Feyre is a huntress.
She thinks nothing of slaughtering a wolf to capture its prey. But, like all mortals, she fears what lingers mercilessly beyond the forest. And she will learn that taking the life of a magical creature comes at a high price…
Imprisoned in an enchanted court in her enemy’s kingdom, Feyre is free to roam but forbidden to escape. Her captor’s body bears the scars of fighting, and his face is always masked — but his piercing stare draws her ever closer. As Feyre’s feeling for Tamlin begin to burn through every warning she’s been told about his kind, an ancient, wicked shadow grows.

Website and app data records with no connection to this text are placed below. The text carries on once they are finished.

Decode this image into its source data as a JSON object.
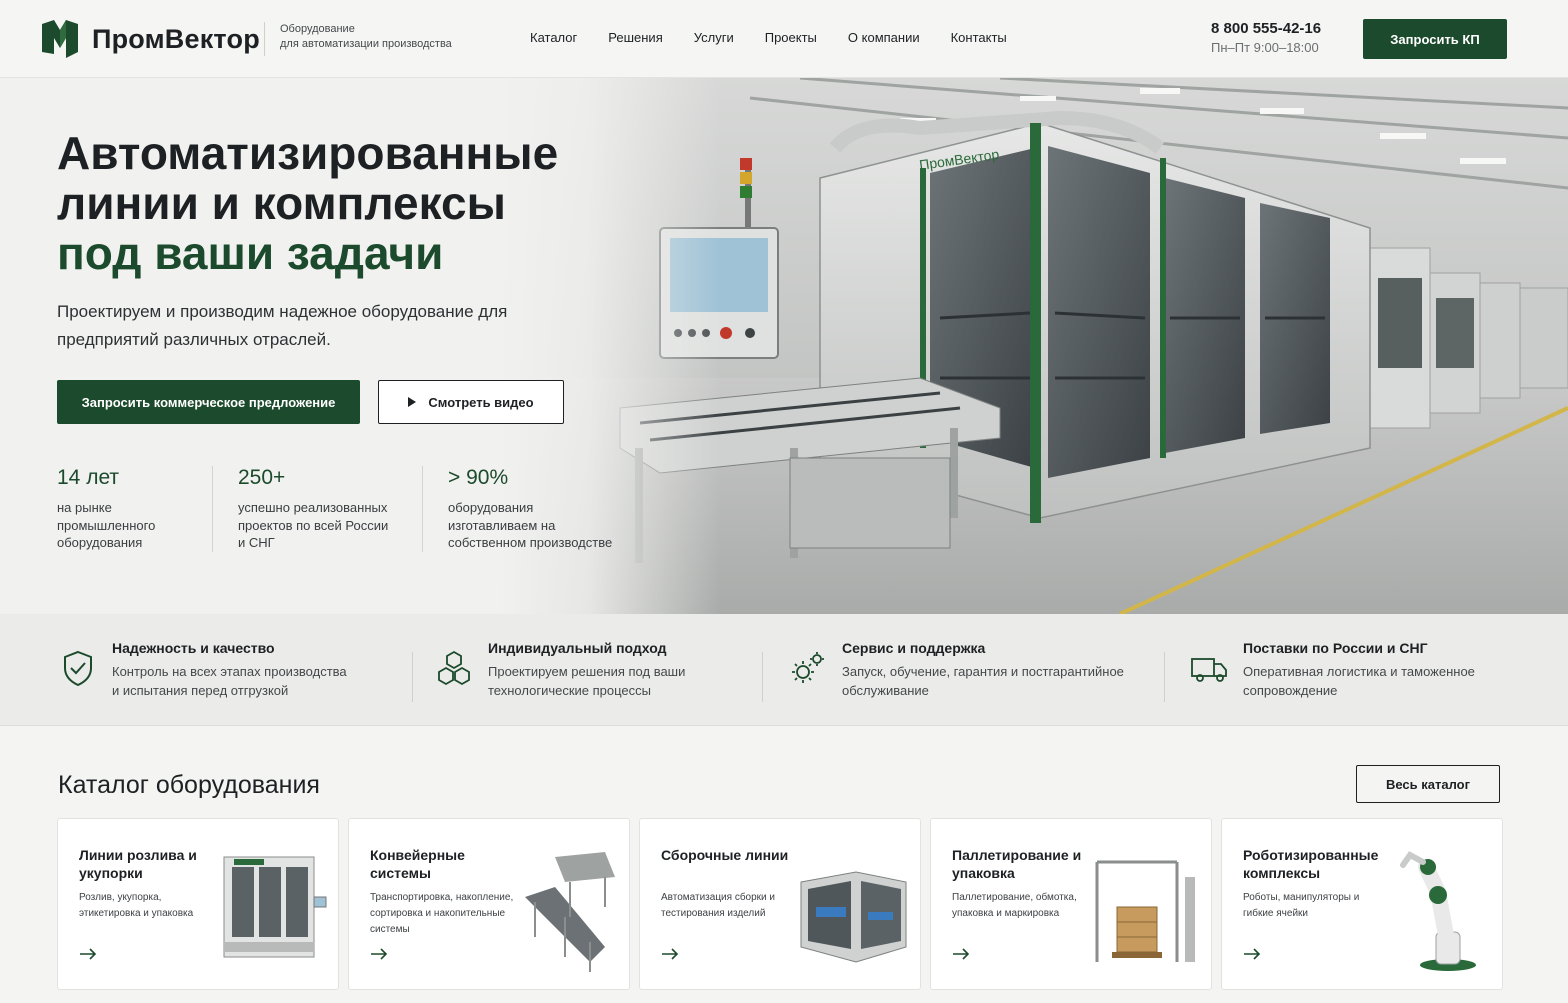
{
  "brand": {
    "name": "ПромВектор",
    "tagline_line1": "Оборудование",
    "tagline_line2": "для автоматизации производства",
    "accent": "#1c4a2c"
  },
  "nav": {
    "items": [
      "Каталог",
      "Решения",
      "Услуги",
      "Проекты",
      "О компании",
      "Контакты"
    ]
  },
  "contact": {
    "phone": "8 800 555-42-16",
    "hours": "Пн–Пт  9:00–18:00"
  },
  "header": {
    "cta_label": "Запросить КП"
  },
  "hero": {
    "title_line1": "Автоматизированные",
    "title_line2": "линии и комплексы",
    "title_line3": "под ваши задачи",
    "subtitle": "Проектируем и производим надежное оборудование для предприятий различных отраслей.",
    "primary_label": "Запросить коммерческое предложение",
    "secondary_label": "Смотреть видео",
    "machine_brand": "ПромВектор",
    "stats": [
      {
        "value": "14 лет",
        "label": "на рынке промышленного оборудования"
      },
      {
        "value": "250+",
        "label": "успешно реализованных проектов по всей России и СНГ"
      },
      {
        "value": "> 90%",
        "label": "оборудования изготавливаем на собственном производстве"
      }
    ]
  },
  "features": [
    {
      "icon": "shield-check-icon",
      "title": "Надежность и качество",
      "desc": "Контроль на всех этапах производства и испытания перед отгрузкой"
    },
    {
      "icon": "cubes-icon",
      "title": "Индивидуальный подход",
      "desc": "Проектируем решения под ваши технологические процессы"
    },
    {
      "icon": "gears-icon",
      "title": "Сервис и поддержка",
      "desc": "Запуск, обучение, гарантия и постгарантийное обслуживание"
    },
    {
      "icon": "truck-icon",
      "title": "Поставки по России и СНГ",
      "desc": "Оперативная логистика и таможенное сопровождение"
    }
  ],
  "catalog": {
    "title": "Каталог оборудования",
    "all_label": "Весь каталог",
    "cards": [
      {
        "title": "Линии розлива и укупорки",
        "desc": "Розлив, укупорка, этикетировка и упаковка",
        "image": "filling-line-image"
      },
      {
        "title": "Конвейерные системы",
        "desc": "Транспортировка, накопление, сортировка и накопительные системы",
        "image": "conveyor-image"
      },
      {
        "title": "Сборочные линии",
        "desc": "Автоматизация сборки и тестирования изделий",
        "image": "assembly-cell-image"
      },
      {
        "title": "Паллетирование и упаковка",
        "desc": "Паллетирование, обмотка, упаковка и маркировка",
        "image": "palletizer-image"
      },
      {
        "title": "Роботизированные комплексы",
        "desc": "Роботы, манипуляторы и гибкие ячейки",
        "image": "robot-arm-image"
      }
    ]
  }
}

Feyre must find a way to break a spell, or lose her heart forever.
Author: Sarah J. Maas | Publisher: Bloomsbury
This book was, like, fine. The world-building was good and kept me intrigued, and there was just enough good to keep me hooked and willing to read the next story (which has so far proved to be totally worth 1/3 of the way into book two), but there were also some things that made me go *le sigh, YA fantasy, amiright?*
Rant time: Feyre is a complete idiot. See that thing in front of your face, Feyre? That’s YOUR NOSE. She reminded me a lot of Katniss: “Oh, people are so mean, they totally think I’m dumb, jk maybe they’re actually in love with me lol. Ugh, I’m so tortured. Let me go do this dumb thing that everyone has told me not to do just because I want to. Isn’t my stubbornness endearing? Oh, hey, looks like it’s time to save the world or something. Okay, I guess. But only if I get to act even more tortured afterward.”
I have a big pet peeve for first-person narrators who notice everything but process absolutely nothing. This is frustrating for me as a reader, who can, in fact, put the pieces together. It’s not suspenseful, it’s exasperating.
Still, as I mentioned, I did pick up the next book. And it’s already started moving along much better. I also have to applaud Sarah J. Maas for making some really brave choices as a storyteller, especially in the YA fantasy genre; she executed some big, traumatic plot points that other authors would have built up to but then figured out how to dissolve. Which makes for some great IRL problems and emotions in her characters. So definitely props for that.
Verdict? Read it, read the next book, but be prepared to want to chuck the book at the wall at least a little bit.